• **Exercise requirements**
The lines to copy from the data below are those that hold the string "Bank".

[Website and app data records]
=== Section Start ===
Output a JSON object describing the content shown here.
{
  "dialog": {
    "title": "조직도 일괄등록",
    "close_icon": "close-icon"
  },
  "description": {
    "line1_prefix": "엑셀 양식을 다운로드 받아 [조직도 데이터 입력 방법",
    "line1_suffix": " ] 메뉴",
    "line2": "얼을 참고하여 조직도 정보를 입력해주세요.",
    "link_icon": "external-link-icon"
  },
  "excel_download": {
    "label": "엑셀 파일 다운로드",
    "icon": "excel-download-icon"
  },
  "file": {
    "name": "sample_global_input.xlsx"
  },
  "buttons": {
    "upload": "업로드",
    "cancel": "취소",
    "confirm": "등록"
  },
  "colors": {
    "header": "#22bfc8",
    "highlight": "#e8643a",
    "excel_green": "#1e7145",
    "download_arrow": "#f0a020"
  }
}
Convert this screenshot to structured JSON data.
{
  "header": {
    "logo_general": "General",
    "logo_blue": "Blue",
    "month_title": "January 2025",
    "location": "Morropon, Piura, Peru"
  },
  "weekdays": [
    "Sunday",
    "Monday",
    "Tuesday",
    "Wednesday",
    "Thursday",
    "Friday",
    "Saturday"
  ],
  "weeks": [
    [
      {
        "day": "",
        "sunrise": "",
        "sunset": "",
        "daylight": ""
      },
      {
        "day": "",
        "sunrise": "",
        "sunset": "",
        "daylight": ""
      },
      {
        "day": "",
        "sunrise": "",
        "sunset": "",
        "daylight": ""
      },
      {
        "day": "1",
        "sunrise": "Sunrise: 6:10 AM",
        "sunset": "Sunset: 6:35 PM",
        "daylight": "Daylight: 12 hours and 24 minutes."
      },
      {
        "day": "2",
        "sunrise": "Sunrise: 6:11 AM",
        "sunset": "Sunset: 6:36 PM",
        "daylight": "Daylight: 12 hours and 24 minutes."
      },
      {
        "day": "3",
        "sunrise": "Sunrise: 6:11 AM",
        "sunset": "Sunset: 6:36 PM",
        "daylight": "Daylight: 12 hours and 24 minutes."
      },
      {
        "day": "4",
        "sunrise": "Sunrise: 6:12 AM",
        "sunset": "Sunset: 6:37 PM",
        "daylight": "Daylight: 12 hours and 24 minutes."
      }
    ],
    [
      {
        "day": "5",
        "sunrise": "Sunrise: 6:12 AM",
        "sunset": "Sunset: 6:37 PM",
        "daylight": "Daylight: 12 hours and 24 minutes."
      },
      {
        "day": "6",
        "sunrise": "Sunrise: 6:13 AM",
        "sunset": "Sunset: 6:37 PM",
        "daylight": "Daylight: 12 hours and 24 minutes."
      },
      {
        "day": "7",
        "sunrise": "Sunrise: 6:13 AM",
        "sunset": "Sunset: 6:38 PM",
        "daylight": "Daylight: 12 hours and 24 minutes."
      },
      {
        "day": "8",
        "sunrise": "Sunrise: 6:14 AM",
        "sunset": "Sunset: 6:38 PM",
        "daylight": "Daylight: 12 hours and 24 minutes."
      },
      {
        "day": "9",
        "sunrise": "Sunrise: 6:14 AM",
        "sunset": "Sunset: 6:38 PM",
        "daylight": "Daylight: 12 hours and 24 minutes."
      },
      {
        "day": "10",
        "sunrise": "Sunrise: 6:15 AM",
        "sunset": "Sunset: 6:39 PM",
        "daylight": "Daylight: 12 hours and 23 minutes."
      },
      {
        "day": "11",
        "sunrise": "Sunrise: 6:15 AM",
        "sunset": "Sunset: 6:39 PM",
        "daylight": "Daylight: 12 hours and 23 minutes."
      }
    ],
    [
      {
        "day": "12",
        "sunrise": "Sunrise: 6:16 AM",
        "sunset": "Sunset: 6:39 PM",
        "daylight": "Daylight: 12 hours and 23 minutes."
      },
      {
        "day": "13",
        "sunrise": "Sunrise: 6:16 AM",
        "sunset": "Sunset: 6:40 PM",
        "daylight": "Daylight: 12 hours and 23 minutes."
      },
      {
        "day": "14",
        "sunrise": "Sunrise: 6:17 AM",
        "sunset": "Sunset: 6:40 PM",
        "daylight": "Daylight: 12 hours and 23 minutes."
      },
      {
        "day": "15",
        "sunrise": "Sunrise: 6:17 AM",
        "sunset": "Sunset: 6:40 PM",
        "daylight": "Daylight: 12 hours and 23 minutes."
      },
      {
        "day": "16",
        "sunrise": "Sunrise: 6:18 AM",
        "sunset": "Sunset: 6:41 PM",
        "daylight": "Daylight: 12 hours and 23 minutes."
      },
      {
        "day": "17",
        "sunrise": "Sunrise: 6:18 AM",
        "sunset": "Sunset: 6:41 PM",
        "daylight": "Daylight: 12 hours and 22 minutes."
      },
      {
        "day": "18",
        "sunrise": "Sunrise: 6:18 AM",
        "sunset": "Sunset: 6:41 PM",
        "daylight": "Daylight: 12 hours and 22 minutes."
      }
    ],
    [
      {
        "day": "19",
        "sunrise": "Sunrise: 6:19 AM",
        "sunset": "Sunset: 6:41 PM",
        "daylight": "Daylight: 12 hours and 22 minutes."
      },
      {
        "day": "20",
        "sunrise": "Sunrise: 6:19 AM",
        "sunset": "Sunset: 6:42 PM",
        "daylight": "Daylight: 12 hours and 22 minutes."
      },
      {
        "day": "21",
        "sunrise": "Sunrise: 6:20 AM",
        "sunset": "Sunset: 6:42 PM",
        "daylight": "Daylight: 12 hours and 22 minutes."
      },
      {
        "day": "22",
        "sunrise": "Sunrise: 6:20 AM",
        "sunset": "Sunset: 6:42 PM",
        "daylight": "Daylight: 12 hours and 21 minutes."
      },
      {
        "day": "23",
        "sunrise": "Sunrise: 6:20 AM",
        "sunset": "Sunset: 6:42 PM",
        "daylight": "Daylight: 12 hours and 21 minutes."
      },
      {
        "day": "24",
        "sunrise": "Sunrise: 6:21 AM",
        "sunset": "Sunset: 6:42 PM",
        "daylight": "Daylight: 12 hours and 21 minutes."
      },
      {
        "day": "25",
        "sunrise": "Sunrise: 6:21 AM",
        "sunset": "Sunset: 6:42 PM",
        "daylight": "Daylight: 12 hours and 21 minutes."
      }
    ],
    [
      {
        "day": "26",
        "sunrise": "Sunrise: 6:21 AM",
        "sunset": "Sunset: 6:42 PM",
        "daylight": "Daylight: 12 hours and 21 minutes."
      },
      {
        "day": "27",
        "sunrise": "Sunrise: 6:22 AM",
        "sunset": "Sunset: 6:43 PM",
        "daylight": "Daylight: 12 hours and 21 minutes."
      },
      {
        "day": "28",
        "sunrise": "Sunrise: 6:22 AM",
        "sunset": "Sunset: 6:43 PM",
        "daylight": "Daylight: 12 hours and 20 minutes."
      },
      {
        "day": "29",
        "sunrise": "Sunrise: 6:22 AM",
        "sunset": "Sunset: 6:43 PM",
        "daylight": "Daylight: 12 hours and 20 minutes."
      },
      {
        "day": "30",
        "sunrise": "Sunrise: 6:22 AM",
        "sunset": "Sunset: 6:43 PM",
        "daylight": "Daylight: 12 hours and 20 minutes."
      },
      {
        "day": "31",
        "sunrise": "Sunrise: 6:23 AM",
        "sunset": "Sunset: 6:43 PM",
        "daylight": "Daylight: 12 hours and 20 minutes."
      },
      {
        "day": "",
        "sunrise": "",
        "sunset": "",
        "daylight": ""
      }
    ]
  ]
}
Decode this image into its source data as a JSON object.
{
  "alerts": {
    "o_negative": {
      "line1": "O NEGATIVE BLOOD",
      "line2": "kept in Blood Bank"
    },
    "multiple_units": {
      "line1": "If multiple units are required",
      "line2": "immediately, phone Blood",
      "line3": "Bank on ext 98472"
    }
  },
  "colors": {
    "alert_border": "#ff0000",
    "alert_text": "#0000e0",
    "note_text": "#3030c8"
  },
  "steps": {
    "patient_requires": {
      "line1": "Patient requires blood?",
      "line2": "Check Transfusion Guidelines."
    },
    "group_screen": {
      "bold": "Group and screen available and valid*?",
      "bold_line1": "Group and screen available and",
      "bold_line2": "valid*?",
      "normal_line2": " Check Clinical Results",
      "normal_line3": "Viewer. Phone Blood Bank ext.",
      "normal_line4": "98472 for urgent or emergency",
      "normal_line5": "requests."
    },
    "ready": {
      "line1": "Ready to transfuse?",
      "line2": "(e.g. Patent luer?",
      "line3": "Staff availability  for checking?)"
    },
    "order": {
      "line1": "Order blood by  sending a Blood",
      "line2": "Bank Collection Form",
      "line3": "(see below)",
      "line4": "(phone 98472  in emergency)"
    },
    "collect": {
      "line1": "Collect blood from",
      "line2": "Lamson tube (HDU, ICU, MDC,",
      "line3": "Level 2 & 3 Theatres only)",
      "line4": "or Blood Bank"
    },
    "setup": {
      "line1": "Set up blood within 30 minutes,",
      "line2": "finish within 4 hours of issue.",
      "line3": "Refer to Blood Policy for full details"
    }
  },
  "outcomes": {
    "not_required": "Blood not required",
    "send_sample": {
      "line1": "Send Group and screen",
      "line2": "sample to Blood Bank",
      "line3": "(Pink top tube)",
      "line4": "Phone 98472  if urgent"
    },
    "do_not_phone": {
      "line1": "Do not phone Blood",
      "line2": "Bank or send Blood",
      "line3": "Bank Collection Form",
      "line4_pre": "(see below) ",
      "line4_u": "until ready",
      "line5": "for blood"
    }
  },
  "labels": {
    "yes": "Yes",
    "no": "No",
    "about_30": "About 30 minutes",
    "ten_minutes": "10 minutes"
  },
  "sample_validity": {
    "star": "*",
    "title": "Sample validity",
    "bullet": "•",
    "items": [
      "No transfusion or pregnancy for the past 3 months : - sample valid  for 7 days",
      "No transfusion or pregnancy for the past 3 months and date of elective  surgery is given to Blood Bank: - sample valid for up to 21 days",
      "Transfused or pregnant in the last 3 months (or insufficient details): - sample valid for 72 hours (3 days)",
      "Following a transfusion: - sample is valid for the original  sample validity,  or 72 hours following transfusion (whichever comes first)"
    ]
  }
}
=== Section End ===
• **Result**
      "line2": "kept in Blood Bank"
      "line3": "Bank on ext 98472"
      "normal_line3": "Viewer. Phone Blood Bank ext.",
      "line2": "Bank Collection Form",
      "line4": "or Blood Bank"
      "line2": "sample to Blood Bank",
      "line2": "Bank or send Blood",
      "line3": "Bank Collection Form",
      "No transfusion or pregnancy for the past 3 months and date of elective  surgery is given to Blood Bank: - sample valid for up to 21 days",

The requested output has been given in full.